Speliotis, in the 13th Essex District, currently chairs the Joint Committee on Consumer Protection and Professional Licensure.
The other serious candidate to emerge thus far is Governor's Councillor Mary-Ellen Manning.
Manning is also a Peabody native and has a law firm in Salem. She currently represents the 5th District (Essex County and a few other towns north of Boston) on the Governor's Council.
She says she has already reached out to sitting mayors to talk local needs over a cup of coffee.
Peabody Mayor Michael Bonfanti appears poised somewhere between strong consideration and possible interest in the seat, along with a few other individuals so far.
At 67, Bonfanti says he still has some political ambitions after he retires from the corner office at the end of the year. Bonfanti, who has a lot of admiration for Berry, says he's considering a run and doing some self-evaluation.
Bonfanti said it was time for him to move on from the mayor's office, a job he has loved and still loves. He believes he did a "pretty good" job over the past 10 years, but it's time to try new things and let some new blood in.
Bonfanti said he has come to appreciate the difference in perspective at the state level and the ability to take some leadership in areas he feels are lacking now.
Two other possible Democratic candidates for Berry's seat are Gary Barrett, former district director for U.S. Congressman John Tierney, and Salem City Councilor Joan Lovely, according to the Salem News.
The Boston Globe reported that Barrett, the interim director of the North Shore Alliance for Economic Development, is considering a run.
Lovely, a popular at-large councilor, is a former State House employee and lost a bid to state Rep. John Keenan (D-Salem) to replace J. Michael Ruane for the 7th Essex District seat when Ruane retired n 2004.
As for Keenan, he quickly took himself out of the running for the Senate, releasing a statement the .
Keenan noted he ran for that seat in 1994, but "timing is everything" and now is not in the best interests of his young family or his district.
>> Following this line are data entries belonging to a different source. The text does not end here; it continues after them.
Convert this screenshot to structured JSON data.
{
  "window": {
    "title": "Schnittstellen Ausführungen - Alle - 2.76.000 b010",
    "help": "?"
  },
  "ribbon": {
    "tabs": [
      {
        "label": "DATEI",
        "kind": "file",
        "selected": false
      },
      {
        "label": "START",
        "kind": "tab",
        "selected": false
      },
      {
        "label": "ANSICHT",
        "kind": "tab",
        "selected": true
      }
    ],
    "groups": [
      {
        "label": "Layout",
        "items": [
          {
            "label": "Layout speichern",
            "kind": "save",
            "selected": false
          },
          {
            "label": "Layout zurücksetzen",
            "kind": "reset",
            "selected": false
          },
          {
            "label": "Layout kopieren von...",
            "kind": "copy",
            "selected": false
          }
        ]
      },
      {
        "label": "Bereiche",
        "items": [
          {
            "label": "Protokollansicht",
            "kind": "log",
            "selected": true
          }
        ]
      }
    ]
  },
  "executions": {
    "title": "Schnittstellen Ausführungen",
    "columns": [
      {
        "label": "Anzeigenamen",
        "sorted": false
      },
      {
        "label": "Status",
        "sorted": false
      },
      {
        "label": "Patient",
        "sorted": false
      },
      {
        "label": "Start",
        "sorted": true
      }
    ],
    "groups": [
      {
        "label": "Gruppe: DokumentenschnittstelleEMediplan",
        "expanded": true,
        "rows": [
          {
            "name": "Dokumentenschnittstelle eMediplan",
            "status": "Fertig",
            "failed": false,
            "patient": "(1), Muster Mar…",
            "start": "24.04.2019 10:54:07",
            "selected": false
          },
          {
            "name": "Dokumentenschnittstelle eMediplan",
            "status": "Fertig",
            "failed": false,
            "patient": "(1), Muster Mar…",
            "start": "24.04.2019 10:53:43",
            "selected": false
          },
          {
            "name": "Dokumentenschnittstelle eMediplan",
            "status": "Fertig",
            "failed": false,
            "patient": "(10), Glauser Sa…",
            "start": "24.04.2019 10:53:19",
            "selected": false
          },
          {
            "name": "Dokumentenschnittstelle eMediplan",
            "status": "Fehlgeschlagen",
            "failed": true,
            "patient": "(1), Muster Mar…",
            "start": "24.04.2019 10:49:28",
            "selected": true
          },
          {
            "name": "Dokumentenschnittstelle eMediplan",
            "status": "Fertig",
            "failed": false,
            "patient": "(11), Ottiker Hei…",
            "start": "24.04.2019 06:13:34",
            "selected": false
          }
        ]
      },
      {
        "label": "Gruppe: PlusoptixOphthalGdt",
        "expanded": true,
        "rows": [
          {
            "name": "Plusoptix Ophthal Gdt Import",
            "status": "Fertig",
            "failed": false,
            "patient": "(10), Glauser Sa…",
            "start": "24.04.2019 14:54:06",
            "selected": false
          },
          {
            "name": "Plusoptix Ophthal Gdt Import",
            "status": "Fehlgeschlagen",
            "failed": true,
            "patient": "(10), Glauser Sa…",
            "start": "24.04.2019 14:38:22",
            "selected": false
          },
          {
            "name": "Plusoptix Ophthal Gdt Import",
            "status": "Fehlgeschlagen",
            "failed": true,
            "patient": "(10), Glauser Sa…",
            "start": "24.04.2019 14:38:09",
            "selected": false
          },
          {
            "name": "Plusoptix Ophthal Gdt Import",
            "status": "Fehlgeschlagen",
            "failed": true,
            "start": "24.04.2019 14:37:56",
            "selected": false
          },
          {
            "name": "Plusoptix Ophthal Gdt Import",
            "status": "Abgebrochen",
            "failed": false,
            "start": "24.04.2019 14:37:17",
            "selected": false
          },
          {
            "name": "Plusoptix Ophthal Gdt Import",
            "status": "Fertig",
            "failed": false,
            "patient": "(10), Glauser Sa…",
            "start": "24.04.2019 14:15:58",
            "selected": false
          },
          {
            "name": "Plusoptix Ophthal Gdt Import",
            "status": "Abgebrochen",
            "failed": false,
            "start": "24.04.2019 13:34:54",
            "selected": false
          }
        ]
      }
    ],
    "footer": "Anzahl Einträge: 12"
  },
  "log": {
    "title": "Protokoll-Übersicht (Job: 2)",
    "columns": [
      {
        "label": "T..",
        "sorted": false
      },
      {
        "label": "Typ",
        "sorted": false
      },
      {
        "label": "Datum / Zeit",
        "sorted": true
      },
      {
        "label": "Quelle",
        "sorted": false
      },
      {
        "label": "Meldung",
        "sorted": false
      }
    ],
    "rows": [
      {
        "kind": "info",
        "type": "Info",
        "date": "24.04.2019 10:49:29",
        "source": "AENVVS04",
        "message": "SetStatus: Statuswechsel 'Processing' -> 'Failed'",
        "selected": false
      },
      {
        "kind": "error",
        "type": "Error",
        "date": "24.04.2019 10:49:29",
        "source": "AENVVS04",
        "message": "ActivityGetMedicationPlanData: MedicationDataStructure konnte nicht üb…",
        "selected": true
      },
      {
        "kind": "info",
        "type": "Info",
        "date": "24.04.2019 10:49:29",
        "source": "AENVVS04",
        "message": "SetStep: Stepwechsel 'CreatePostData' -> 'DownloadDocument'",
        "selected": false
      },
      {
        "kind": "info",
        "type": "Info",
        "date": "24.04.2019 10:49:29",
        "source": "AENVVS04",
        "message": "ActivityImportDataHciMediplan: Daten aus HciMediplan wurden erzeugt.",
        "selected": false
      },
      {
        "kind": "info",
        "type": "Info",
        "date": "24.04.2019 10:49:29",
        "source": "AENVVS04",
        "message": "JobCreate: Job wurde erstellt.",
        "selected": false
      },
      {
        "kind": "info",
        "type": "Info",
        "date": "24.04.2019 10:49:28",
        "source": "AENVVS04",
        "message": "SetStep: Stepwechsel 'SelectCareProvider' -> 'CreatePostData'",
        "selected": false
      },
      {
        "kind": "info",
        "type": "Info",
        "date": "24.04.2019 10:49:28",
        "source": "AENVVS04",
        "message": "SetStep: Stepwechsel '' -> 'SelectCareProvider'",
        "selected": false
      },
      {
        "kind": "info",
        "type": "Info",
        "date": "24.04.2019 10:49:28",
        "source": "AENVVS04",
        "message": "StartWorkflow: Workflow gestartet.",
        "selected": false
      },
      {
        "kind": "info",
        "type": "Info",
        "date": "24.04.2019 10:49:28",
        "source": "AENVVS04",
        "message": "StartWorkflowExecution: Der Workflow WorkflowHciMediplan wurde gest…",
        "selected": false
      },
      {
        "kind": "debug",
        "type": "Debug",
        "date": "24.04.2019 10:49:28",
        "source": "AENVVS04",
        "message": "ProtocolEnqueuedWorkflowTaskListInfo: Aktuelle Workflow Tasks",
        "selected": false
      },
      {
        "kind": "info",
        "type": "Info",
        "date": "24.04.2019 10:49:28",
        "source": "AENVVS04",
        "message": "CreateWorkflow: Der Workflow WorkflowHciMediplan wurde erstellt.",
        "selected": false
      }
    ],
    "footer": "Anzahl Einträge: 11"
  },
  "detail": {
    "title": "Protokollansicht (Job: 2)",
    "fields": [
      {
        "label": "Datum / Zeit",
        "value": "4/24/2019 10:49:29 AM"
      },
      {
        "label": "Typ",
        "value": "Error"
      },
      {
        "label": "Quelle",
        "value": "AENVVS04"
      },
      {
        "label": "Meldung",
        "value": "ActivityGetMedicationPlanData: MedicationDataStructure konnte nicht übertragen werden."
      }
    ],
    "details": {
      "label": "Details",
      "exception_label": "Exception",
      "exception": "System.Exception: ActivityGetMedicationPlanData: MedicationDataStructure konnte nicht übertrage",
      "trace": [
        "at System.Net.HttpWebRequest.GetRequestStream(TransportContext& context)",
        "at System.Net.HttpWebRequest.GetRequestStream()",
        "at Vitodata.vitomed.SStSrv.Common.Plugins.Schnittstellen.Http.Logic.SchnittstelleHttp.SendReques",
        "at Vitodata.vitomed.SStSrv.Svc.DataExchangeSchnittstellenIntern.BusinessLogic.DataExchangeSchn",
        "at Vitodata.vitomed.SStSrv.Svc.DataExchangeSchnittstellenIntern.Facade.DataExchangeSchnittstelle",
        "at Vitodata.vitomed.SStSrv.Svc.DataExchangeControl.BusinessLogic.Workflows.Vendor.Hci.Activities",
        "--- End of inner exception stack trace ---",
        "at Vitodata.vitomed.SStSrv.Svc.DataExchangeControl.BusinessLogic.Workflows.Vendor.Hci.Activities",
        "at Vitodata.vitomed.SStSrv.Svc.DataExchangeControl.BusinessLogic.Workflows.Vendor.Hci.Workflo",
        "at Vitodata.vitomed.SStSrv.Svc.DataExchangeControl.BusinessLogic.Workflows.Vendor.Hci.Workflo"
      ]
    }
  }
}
He does plan to seek re-election next year.
The third and remaining member of Peabody's state delegation, Democrat Joyce Spiliotis, says she has no aspirations for the Senate. She only plans to run for her seat for the 12th Essex District again in 2012.
So far, the only Republican to report he is considering running is Beverly's Richard Jolitz, who handily lost to Berry in 2010.
Several other names have been tossed around as potential candidates by political speculators on the North Shore, but those individuals have not declared their intentions yet. A particularly active discussion on the topic can be found over at the Blue Mass Group. Across the aisle, the Red Mass Group is also talking, but no new names have been mentioned.